_Data records for software interfaces_
+ + +

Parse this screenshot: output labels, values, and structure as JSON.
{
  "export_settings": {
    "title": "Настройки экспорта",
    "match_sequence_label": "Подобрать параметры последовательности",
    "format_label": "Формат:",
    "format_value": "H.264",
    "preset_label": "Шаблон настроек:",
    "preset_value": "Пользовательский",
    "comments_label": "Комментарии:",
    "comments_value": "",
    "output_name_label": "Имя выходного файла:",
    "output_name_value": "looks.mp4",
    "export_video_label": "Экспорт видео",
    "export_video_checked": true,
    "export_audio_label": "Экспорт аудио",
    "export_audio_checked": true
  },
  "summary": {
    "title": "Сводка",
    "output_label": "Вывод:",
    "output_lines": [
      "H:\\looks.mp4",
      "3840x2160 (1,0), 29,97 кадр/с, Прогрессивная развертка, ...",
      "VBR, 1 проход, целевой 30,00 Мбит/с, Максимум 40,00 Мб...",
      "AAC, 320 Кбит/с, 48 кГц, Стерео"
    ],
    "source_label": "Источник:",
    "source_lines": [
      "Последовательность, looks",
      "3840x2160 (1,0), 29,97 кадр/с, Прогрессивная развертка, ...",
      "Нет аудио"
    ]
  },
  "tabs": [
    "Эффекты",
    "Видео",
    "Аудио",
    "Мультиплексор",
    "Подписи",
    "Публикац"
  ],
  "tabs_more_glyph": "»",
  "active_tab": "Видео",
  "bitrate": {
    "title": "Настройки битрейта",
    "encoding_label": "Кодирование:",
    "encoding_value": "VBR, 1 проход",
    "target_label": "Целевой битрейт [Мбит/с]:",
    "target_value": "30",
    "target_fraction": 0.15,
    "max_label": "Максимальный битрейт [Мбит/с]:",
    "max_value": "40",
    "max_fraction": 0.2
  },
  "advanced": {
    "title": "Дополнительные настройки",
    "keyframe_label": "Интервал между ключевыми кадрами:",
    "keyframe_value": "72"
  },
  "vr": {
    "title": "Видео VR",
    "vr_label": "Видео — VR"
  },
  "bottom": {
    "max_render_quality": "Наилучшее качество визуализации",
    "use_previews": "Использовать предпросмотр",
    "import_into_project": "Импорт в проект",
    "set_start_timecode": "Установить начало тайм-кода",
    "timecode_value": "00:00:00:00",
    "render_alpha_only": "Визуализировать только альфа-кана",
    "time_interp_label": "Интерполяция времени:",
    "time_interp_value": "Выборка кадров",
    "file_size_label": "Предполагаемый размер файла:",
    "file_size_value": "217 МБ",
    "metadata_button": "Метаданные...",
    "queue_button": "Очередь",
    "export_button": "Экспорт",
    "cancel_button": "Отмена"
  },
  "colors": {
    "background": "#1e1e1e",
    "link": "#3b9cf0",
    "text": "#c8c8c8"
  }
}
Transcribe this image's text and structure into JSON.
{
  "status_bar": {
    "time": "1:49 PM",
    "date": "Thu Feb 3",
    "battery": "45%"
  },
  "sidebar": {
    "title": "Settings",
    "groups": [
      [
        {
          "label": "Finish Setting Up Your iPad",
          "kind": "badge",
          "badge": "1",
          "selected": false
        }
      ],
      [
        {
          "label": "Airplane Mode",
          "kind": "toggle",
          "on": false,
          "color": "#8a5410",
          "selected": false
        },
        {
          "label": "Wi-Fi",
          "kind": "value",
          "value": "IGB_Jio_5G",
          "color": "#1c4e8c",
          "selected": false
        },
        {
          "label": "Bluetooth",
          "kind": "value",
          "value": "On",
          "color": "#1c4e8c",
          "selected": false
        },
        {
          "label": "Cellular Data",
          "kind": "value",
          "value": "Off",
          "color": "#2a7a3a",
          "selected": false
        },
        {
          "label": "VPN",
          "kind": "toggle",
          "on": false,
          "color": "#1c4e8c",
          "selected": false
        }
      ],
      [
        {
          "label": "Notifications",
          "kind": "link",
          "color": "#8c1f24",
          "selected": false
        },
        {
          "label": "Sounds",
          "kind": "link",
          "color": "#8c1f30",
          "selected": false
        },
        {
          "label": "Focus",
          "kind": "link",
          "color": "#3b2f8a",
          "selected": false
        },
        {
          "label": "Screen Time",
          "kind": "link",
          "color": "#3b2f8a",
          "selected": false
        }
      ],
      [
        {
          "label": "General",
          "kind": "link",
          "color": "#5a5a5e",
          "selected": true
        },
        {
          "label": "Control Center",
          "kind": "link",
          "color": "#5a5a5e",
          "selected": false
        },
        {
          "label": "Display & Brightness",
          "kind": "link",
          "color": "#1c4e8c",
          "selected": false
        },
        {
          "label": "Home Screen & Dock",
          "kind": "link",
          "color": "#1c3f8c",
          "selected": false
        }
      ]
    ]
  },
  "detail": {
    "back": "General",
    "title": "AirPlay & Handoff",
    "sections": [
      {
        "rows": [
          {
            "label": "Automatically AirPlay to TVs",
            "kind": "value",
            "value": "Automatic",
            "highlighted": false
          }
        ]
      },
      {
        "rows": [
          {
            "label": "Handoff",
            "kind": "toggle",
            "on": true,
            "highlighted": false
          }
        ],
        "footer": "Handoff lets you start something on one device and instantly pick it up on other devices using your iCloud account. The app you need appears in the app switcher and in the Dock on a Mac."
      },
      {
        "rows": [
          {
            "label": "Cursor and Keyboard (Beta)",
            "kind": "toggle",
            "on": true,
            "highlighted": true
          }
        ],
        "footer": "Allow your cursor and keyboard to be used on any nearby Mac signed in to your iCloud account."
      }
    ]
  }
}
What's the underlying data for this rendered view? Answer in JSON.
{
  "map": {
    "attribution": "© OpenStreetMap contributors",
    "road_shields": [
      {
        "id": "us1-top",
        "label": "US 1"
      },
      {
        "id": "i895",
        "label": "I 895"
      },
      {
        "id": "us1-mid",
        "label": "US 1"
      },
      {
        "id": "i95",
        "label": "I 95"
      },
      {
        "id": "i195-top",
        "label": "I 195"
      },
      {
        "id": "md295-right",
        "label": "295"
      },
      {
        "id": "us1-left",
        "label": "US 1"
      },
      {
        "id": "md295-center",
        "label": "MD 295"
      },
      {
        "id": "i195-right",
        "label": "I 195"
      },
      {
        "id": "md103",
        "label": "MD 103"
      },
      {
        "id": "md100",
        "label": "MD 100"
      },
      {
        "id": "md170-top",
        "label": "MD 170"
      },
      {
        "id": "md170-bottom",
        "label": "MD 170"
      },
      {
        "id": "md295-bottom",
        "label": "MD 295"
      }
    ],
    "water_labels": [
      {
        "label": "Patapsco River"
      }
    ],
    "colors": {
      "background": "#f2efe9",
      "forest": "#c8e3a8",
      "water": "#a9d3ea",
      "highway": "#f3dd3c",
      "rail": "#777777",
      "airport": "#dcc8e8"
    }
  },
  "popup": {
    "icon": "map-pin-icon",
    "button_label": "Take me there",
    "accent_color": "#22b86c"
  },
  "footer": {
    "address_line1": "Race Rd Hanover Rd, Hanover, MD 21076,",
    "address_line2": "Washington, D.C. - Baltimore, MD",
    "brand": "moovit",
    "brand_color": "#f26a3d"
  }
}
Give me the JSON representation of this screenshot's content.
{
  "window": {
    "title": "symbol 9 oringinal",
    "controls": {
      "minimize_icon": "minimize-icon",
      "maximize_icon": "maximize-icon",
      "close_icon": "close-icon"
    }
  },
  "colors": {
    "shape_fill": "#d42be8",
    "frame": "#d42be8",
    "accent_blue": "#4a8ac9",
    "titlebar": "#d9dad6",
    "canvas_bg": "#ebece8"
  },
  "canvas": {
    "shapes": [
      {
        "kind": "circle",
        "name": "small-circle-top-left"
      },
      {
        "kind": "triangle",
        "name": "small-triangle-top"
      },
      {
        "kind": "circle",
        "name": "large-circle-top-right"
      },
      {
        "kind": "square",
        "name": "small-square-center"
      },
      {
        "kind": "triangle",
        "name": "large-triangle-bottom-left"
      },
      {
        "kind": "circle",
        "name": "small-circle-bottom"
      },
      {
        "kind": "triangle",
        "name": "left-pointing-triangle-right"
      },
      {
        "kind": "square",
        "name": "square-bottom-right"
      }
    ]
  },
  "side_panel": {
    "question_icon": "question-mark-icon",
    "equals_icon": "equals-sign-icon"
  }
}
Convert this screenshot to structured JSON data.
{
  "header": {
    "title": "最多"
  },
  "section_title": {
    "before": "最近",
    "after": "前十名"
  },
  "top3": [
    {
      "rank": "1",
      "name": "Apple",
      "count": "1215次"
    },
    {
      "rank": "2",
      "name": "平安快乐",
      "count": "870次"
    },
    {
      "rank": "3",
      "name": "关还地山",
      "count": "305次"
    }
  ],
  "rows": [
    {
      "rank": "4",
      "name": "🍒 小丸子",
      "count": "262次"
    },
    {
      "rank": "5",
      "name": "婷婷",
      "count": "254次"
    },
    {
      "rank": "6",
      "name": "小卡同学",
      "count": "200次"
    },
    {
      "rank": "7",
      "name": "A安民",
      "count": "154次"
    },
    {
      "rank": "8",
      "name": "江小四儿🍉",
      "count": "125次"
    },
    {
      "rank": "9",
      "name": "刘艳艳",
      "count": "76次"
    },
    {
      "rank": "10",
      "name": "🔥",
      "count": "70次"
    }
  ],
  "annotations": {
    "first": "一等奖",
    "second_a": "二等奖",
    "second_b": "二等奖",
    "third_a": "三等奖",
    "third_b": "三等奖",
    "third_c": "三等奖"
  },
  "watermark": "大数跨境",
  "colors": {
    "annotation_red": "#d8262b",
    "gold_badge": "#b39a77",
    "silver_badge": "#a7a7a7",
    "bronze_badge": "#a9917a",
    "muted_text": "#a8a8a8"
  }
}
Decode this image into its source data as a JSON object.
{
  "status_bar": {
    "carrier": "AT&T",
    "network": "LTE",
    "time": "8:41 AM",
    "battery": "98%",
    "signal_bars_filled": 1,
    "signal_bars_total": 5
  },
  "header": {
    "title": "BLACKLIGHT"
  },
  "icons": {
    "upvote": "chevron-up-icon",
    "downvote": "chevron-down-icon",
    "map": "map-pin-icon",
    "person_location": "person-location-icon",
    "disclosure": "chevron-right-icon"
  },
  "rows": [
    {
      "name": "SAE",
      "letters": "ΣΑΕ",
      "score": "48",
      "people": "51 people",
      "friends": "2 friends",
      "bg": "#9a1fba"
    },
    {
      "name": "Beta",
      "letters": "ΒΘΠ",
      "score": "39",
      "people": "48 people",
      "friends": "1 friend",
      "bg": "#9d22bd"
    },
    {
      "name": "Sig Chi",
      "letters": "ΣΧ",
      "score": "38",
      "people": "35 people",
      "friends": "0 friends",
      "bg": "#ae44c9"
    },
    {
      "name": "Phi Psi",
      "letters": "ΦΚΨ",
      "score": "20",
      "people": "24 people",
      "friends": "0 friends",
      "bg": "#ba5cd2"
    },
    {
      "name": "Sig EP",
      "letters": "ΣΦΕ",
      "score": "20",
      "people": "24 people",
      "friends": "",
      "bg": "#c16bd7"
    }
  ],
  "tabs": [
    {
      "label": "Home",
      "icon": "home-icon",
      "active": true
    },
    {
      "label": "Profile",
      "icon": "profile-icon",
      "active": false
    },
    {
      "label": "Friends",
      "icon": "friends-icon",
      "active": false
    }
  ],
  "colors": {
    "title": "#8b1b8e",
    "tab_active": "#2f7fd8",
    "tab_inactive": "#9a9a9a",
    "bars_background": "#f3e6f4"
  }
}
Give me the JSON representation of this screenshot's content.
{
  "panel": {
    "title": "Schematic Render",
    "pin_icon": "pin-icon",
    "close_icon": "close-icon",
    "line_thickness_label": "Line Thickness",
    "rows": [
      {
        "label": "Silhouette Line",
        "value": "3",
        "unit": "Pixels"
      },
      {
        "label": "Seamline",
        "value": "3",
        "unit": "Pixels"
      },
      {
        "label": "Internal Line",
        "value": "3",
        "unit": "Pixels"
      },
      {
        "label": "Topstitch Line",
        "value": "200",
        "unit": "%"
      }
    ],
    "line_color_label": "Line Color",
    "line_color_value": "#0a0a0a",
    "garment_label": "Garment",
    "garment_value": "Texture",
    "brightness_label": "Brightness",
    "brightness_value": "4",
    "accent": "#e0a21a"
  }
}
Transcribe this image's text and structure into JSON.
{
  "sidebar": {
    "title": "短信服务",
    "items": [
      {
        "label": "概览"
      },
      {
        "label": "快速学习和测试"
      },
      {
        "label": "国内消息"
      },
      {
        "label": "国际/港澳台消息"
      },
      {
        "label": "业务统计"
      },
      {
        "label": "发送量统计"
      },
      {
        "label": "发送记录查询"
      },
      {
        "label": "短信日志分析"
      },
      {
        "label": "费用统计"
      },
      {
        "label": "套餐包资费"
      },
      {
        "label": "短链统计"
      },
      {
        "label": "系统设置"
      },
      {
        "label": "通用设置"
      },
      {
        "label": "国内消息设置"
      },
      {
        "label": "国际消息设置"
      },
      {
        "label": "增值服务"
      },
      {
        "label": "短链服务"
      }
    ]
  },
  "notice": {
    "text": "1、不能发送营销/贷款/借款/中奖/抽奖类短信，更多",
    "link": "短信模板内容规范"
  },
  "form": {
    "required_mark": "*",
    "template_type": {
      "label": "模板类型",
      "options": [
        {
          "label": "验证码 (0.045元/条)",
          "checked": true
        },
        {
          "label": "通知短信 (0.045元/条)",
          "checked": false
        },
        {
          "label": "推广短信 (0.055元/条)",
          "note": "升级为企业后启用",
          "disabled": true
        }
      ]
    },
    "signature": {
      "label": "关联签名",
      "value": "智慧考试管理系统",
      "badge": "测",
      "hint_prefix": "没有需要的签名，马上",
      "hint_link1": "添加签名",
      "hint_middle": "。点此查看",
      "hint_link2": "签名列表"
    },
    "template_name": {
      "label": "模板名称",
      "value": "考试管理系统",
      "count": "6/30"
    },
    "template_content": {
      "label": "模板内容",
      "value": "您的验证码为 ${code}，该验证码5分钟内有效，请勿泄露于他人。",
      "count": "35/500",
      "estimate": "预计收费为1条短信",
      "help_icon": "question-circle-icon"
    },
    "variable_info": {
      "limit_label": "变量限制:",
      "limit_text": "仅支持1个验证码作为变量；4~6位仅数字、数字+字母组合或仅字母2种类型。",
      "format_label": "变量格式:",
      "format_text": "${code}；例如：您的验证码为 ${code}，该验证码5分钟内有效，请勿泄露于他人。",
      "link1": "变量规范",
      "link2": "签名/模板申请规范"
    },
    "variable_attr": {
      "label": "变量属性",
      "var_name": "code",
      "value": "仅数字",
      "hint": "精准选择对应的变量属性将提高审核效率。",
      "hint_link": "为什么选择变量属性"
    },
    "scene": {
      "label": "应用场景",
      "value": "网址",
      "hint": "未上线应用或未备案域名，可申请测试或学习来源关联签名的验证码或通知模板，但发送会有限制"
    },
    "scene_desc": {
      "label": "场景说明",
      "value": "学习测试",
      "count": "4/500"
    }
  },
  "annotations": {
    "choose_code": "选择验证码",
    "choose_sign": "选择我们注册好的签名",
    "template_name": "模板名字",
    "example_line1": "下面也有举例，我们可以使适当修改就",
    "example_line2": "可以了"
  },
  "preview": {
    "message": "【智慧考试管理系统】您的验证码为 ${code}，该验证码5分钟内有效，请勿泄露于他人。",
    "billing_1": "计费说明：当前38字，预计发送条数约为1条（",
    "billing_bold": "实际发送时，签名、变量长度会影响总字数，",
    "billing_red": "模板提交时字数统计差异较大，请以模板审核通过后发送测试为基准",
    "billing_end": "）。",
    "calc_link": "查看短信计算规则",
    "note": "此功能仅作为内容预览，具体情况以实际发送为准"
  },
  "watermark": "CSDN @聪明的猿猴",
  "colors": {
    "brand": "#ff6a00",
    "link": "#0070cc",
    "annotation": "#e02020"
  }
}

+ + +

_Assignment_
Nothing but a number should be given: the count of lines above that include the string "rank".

_Result of this task_
10